▶ [What the exercise asks] Looking at the data, count the lines where the word "camera" occurs and answer with only the number.

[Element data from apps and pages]
• • • •
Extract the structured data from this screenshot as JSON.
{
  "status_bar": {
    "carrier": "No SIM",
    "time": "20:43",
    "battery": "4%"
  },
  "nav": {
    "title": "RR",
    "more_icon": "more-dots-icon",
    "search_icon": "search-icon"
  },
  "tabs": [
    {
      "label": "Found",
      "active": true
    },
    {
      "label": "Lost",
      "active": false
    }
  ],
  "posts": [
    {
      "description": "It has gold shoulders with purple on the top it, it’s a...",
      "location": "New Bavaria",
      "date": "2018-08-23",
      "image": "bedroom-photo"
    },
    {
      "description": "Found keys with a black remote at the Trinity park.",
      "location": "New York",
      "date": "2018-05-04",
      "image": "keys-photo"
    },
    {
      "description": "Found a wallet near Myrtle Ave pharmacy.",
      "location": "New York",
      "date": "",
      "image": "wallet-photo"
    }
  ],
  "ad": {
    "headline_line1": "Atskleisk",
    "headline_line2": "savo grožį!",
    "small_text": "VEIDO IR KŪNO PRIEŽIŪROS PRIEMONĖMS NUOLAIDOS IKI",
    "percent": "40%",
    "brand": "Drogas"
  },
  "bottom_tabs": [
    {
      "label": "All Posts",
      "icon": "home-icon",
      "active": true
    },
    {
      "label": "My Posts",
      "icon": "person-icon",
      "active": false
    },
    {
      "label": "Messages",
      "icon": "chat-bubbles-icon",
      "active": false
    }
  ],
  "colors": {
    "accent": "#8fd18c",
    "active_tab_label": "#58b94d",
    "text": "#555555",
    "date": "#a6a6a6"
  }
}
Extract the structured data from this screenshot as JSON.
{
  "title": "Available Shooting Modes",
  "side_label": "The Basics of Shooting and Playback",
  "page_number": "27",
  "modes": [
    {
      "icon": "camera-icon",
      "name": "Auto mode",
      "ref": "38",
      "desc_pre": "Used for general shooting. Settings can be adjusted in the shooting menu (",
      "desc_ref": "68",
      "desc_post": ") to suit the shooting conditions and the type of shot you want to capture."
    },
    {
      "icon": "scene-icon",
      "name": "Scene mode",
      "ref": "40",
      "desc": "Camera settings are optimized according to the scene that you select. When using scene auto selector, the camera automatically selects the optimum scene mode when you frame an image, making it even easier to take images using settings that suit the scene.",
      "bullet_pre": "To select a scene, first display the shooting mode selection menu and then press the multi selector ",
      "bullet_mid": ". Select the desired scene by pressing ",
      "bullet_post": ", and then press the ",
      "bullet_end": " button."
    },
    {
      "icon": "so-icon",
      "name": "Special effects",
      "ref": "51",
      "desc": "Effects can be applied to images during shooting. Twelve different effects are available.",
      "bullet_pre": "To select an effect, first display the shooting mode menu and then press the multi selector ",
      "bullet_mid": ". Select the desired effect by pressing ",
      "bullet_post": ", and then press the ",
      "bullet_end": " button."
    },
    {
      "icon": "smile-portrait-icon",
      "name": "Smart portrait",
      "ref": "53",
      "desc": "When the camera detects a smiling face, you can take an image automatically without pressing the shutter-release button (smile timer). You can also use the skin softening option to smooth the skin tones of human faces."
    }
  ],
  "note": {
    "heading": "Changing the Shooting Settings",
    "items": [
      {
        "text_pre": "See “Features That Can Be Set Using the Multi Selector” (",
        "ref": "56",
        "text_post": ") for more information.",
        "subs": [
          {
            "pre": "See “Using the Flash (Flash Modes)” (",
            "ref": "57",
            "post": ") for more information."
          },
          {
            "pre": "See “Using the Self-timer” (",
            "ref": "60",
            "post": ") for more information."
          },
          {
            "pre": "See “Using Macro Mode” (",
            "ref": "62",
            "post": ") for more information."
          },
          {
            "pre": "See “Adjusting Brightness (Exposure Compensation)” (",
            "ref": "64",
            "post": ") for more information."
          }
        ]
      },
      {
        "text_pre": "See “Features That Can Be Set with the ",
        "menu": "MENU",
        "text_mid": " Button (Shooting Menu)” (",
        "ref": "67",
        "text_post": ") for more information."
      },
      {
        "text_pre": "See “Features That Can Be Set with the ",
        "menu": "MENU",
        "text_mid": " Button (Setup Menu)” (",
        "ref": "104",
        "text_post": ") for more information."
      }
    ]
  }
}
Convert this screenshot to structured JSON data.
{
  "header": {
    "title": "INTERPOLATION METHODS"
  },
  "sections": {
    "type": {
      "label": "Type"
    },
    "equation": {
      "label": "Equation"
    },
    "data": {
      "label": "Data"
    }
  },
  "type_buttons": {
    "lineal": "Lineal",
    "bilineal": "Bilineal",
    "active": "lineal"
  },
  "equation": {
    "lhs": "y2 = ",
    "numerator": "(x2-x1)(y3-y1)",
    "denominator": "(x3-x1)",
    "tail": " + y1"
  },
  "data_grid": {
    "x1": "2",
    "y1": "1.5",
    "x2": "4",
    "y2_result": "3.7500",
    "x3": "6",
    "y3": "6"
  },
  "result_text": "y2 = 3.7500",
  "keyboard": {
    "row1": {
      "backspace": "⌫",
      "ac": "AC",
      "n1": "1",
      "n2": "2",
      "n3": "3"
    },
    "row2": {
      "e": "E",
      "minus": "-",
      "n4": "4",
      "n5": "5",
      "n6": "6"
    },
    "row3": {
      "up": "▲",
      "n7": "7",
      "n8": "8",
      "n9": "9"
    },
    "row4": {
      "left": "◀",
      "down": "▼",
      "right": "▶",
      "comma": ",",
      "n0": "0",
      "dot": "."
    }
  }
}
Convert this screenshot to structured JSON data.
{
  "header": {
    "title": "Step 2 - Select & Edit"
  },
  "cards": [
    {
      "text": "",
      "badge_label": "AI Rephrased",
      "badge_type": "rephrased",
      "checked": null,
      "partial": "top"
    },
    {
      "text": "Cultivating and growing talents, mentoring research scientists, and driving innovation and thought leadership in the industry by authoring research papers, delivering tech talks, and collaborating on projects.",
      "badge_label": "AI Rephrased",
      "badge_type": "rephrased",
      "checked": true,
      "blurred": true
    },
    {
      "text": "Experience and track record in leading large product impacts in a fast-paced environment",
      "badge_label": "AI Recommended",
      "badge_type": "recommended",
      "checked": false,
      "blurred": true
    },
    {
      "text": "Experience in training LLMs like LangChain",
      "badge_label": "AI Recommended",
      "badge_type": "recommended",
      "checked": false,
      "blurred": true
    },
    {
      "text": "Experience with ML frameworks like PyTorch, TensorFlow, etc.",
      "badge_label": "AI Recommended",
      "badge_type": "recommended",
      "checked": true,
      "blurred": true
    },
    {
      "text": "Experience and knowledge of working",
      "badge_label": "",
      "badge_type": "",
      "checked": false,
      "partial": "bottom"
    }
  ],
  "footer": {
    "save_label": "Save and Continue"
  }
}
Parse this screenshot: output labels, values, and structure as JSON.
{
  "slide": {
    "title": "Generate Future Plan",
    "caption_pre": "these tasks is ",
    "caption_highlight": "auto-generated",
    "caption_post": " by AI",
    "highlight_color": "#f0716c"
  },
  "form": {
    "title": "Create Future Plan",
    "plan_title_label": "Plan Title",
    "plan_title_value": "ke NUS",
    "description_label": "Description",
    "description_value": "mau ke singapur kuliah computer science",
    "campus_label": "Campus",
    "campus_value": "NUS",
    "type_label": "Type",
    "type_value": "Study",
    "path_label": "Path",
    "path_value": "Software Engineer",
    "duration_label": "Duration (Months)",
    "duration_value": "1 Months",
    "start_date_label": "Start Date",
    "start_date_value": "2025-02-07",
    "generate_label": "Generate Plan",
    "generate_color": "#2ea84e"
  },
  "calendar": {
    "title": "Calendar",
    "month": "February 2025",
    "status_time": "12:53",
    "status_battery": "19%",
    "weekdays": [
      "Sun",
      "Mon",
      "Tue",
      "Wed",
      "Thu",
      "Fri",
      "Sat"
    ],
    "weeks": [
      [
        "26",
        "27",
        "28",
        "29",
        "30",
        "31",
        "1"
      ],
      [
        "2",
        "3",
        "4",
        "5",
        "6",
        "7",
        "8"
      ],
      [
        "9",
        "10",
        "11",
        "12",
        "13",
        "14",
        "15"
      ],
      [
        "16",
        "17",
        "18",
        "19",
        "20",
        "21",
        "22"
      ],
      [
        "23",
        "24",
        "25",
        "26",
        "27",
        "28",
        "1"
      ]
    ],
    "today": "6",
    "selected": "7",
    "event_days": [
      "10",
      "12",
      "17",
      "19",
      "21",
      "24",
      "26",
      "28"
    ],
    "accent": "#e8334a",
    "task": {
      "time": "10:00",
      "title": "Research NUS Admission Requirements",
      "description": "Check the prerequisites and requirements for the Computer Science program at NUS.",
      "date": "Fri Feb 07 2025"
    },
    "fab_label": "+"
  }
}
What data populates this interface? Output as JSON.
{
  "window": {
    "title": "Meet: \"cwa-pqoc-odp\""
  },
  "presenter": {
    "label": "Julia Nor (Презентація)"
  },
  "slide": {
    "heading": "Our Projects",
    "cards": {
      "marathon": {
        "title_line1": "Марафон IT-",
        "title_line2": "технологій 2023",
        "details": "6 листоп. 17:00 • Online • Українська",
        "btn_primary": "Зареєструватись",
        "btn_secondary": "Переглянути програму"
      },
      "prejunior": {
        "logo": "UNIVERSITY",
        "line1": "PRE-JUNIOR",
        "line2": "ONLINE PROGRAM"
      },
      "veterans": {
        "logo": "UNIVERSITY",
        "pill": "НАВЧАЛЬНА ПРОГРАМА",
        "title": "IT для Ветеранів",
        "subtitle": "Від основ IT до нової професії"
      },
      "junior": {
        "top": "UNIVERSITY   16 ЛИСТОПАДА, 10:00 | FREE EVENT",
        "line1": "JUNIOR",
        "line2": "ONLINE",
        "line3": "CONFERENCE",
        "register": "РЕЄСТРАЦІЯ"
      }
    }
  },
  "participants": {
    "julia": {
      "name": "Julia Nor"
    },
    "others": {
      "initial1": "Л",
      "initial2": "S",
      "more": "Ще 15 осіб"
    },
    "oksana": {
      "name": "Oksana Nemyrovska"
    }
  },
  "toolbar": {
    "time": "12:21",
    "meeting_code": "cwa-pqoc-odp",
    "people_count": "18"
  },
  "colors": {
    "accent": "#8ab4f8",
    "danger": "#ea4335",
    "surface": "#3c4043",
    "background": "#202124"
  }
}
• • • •
▶ [Answer to this exercise] 3